Our consulting arm Diplomatique Expert, recommends the following reads from major news outlets for insight on the main news of the week.
In Chemnitz, anti-fascists stand up to the Nazi salutes of Germany’s far right – Louise Osborne
A week after violent clashes that shook Germany and echoed round the world, demonstrators took to the streets of Chemnitz again on Saturday, for the latest round of a high-profile, high-stakes battle over the soul and future of their country.
Thousands of people, arms linked and chanting, marched down a street where a week ago far-right demonstrators performed Nazi salutes, shouted “foreigners out” and chased people they suspected of being refugees down the streets. There were fears of more violence this weekend, after the same far-right groups called a second demonstration. But a substantial group on the Chemnitz boulevard yesterday came not to attack diversity, but to celebrate it.
New York Times
After Trump, the Deluge?
Once again, there was text and subtext, and as often with this president, both were disturbing.
At a private meeting on Monday, President Trump urged evangelical Christian leaders to break federal law and openly support him from the pulpit. Does it matter that he seemed to believe that he had overturned the provision of the tax code that prevents churches from endorsing or opposing political candidates? Truth, fantasy and deceit slosh together with Mr. Trump.
What mattered more was the thought that Mr. Trump planted — that a deluge of violence and anarchy would be loosed upon the world if they failed to rally the nation’s Christian soldiers to his side.
If the Democrats win the midterm elections, the president warned, “they will overturn everything that we’ve done and they’ll do it quickly and violently, and violently.
The civil war inside the Catholic Church
Some call it a Catholic civil war, others a culture war. But, clerical decorum very much to one side, war it is.

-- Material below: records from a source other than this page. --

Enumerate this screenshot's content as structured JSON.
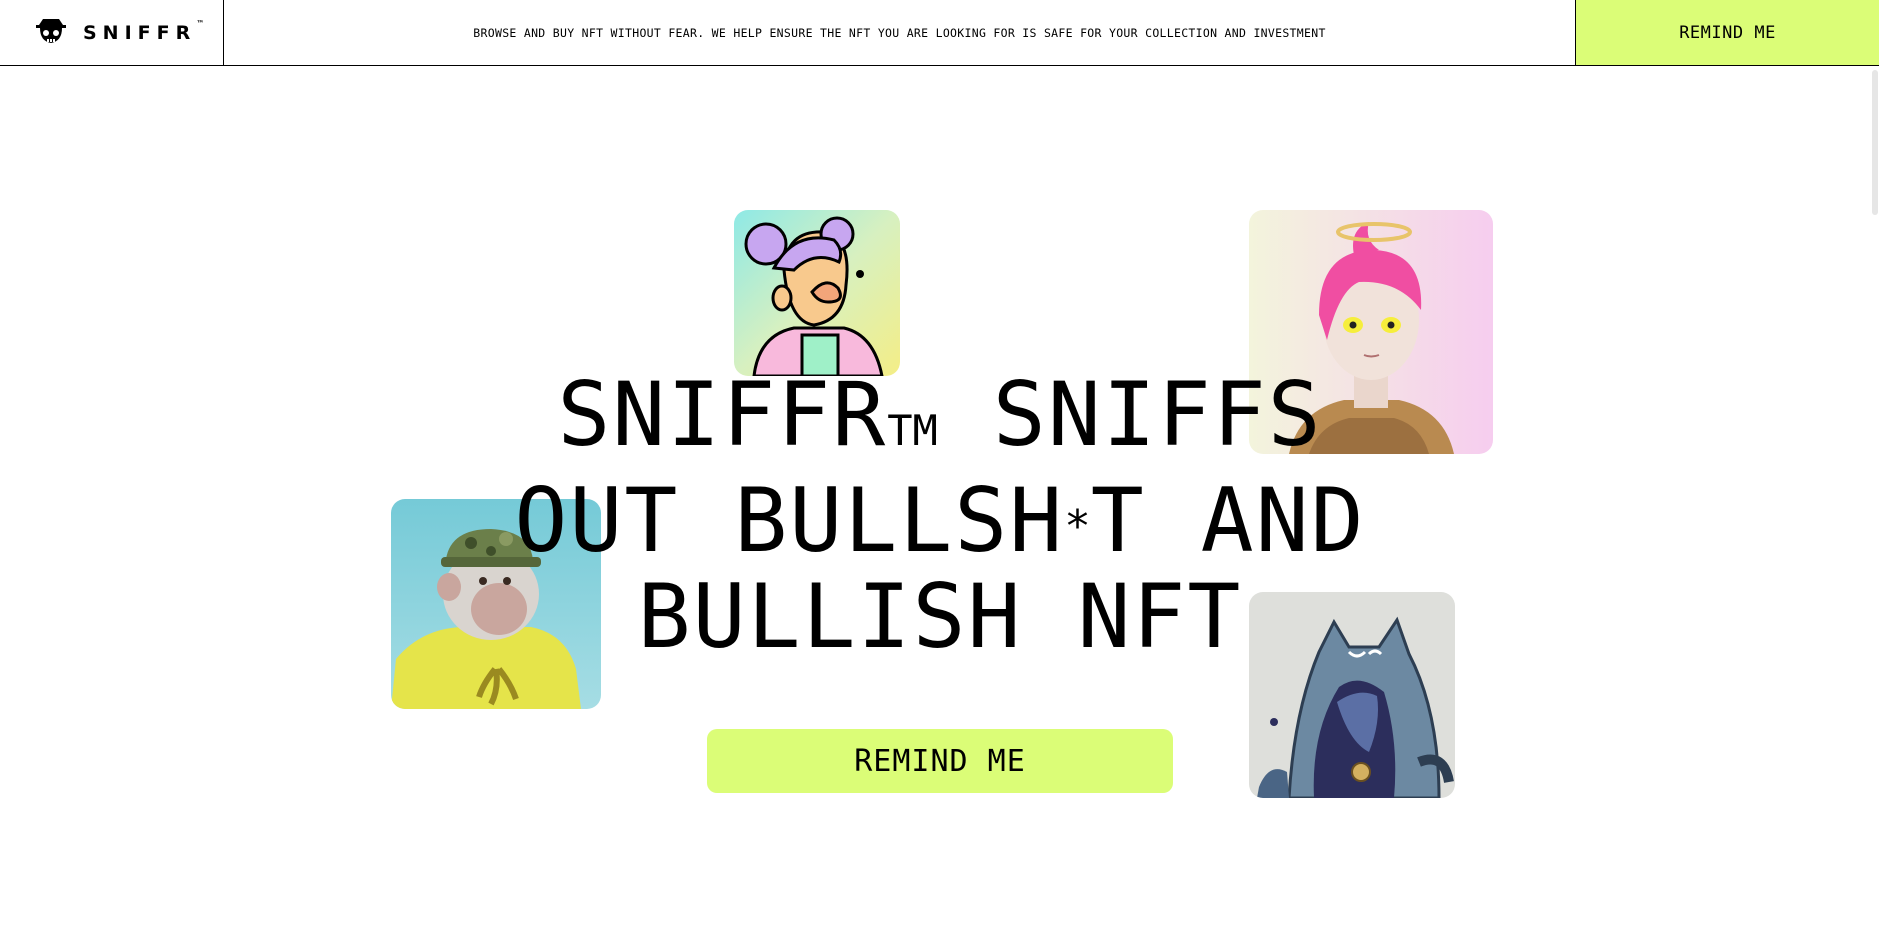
{
  "header": {
    "logo_text": "SNIFFR",
    "logo_tm": "™",
    "tagline": "BROWSE AND BUY NFT WITHOUT FEAR. WE HELP ENSURE THE NFT YOU ARE LOOKING FOR IS SAFE FOR YOUR COLLECTION AND INVESTMENT",
    "cta_label": "REMIND ME"
  },
  "hero": {
    "line1_a": "SNIFFR",
    "line1_tm": "TM",
    "line1_b": " SNIFFS",
    "line2_a": "OUT BULLSH",
    "line2_star": "*",
    "line2_b": "T AND",
    "line3": "BULLISH NFT",
    "cta_label": "REMIND ME"
  },
  "colors": {
    "accent": "#dbfd77",
    "text": "#000000",
    "background": "#ffffff"
  },
  "icons": {
    "logo": "masked-skull-icon"
  },
  "images": [
    {
      "name": "nft-cartoon-lilac-hair"
    },
    {
      "name": "nft-anime-pink-hair-halo"
    },
    {
      "name": "nft-ape-camo-hat"
    },
    {
      "name": "nft-cat-hood-girl"
    }
  ]
}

Pope Francis, the Argentine prelate whose ascent to the chair of St Peter five years ago has given new life to the Roman Catholic Church, is facing a bitter backlash against his progressive papacy — amid a humbling crisis he has struggled to resolve over the sexual abuse of children by predator priests.

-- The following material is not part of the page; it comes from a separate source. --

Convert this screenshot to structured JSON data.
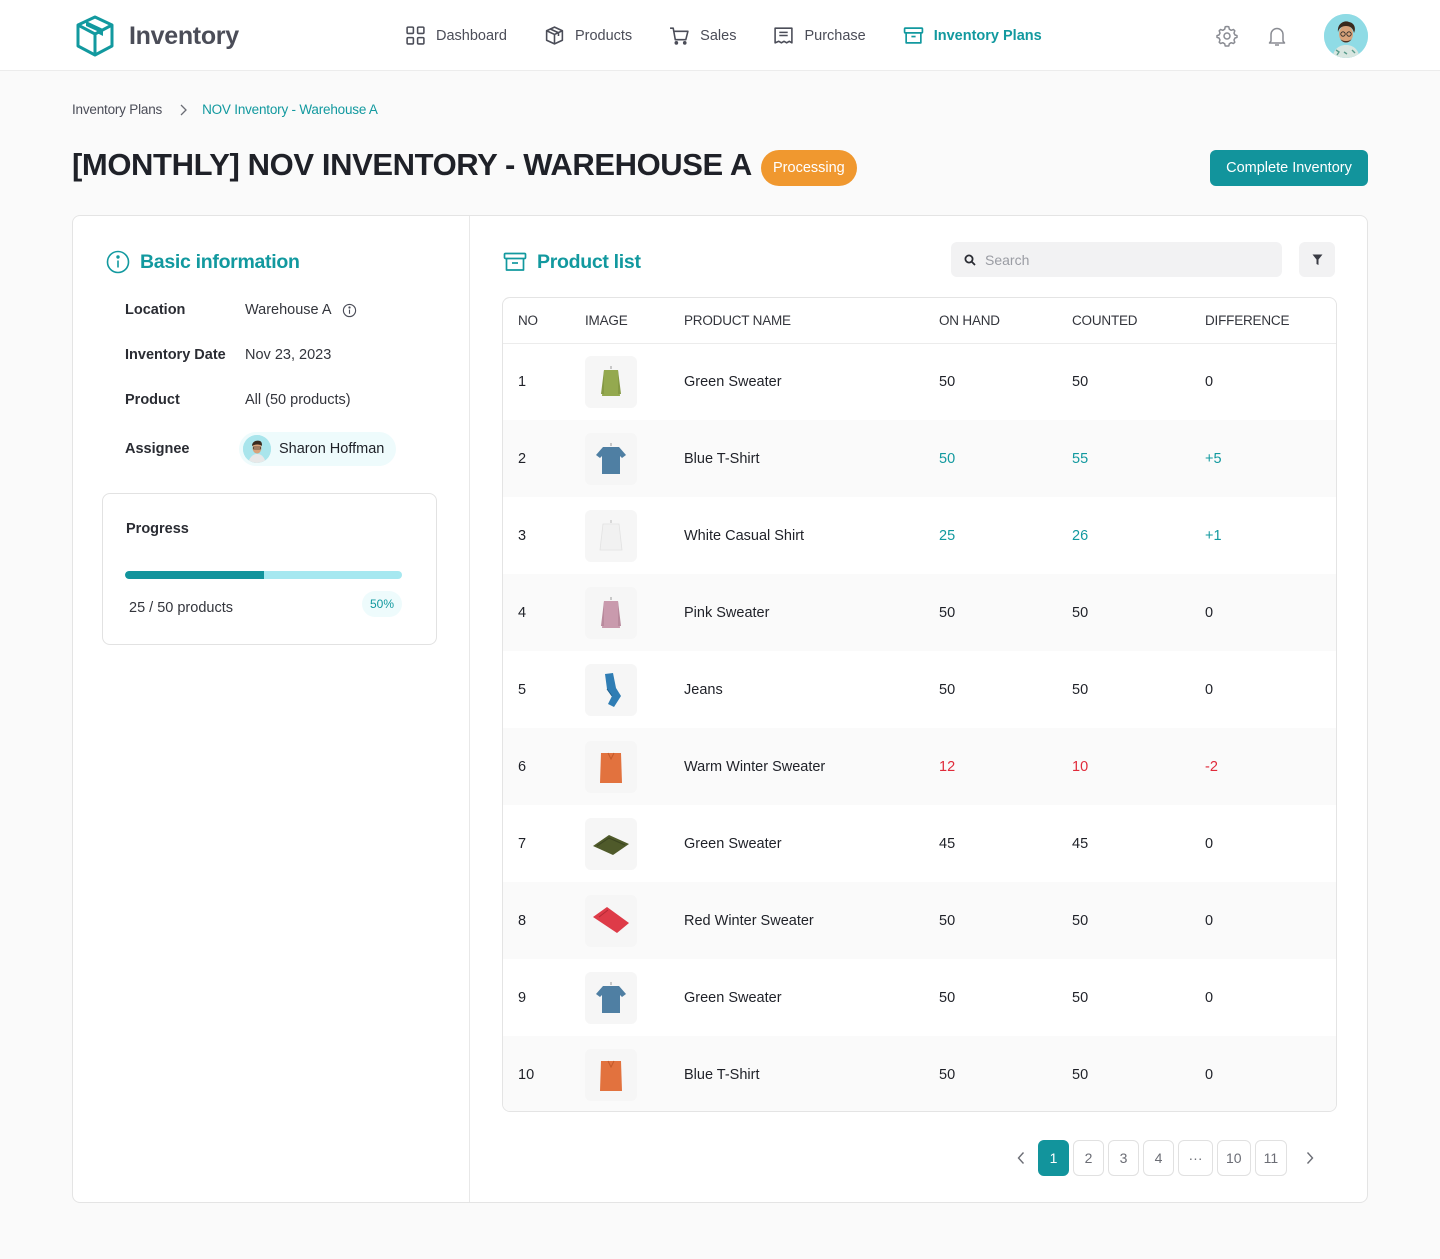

Conservatives have regrouped to fight Pope Francis’s relaxation of old doctrinal anathemas, which he sees as vital to the spiritual renewal of a two-millennia-old institution serving a notional 1.2bn Catholics around the world. Shortly after taking over from Pope Benedict XVI — who took the almost unheard of step of resigning in circumstances the Vatican has never explained — he said the Church had to find “a new balance” or it would collapse “like a house of cards”.
Anti-migrant feeling fuels Swedish far right as election looms
Last month, yards from the Social Democrats’ booth in Rinkeby town square, where Kersten Aggefors is handing out leaflets for the party that has finished first in every Swedish election since 1917, masked young people set five cars ablaze.
A few days earlier, eight unidentified men had attacked the town’s half-built new police station, crashing through the gate and hurling rocks and firecrackers at security guards, apparently in retaliation for a drug bust. In January, two gunmen walked into a crowded pizzeria and shot a man dead, in what police said was a gang execution.
Rinkeby, a symbol of Scandinavian social democracy when it was built in the 1970s, had a bad reputation, but this was largely undeserved, said Aggefors, who has lived in the suburb, 20 minutes by metro from the capital, for 47 years.
The Atlantic Council
The War in Syria: Idlib in the Crosshairs
Syrian dictator Bashar al-Assad’s regime, backed by Russia, appears to be preparing for a major offensive on Idlib, the last major rebel stronghold located along Syria’s northwestern border with Turkey.
The population in Idlib has almost doubled to around three million as tens of thousands of Syrians trapped in other parts of the war-ravaged country were evacuated there under various ceasefire agreements with the Assad regime. An assault on Idlib would trigger an even greater humanitarian catastrophe as there are few safe spaces inside Syria to which civilians can be evacuated.